**AIM OF THE EXERCISE:** Pull every line containing "description" from the data.

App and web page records
★ ★ ★ ★

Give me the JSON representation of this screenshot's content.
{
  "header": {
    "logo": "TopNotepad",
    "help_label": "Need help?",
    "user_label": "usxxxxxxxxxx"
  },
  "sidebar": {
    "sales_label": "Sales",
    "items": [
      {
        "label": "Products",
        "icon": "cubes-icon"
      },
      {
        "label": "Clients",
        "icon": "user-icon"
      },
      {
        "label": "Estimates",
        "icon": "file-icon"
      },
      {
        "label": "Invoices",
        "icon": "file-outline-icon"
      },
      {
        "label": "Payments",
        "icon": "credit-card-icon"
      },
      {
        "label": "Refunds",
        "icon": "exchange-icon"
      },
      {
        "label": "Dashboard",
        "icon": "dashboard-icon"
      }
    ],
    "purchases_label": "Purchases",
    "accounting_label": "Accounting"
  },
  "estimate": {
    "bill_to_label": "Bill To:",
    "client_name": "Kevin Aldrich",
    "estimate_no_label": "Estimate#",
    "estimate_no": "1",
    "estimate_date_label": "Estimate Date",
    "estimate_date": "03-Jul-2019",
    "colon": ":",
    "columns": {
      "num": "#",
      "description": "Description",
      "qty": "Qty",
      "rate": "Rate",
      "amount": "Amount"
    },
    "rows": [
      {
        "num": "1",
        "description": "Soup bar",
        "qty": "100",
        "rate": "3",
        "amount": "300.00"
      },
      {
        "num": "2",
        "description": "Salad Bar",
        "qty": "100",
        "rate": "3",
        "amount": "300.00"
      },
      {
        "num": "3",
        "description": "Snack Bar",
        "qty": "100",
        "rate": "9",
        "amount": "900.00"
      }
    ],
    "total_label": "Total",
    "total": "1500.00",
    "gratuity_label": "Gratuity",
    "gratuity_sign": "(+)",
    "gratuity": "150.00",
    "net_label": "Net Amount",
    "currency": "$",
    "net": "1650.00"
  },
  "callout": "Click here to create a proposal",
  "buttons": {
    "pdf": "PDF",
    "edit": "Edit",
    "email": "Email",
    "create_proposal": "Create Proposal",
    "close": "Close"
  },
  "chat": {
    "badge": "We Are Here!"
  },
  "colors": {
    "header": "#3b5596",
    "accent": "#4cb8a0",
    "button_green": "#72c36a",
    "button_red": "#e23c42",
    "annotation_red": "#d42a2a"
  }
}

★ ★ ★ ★

**COMPLETED TASK:**
      "description": "Description",
        "description": "Soup bar",
        "description": "Salad Bar",
        "description": "Snack Bar",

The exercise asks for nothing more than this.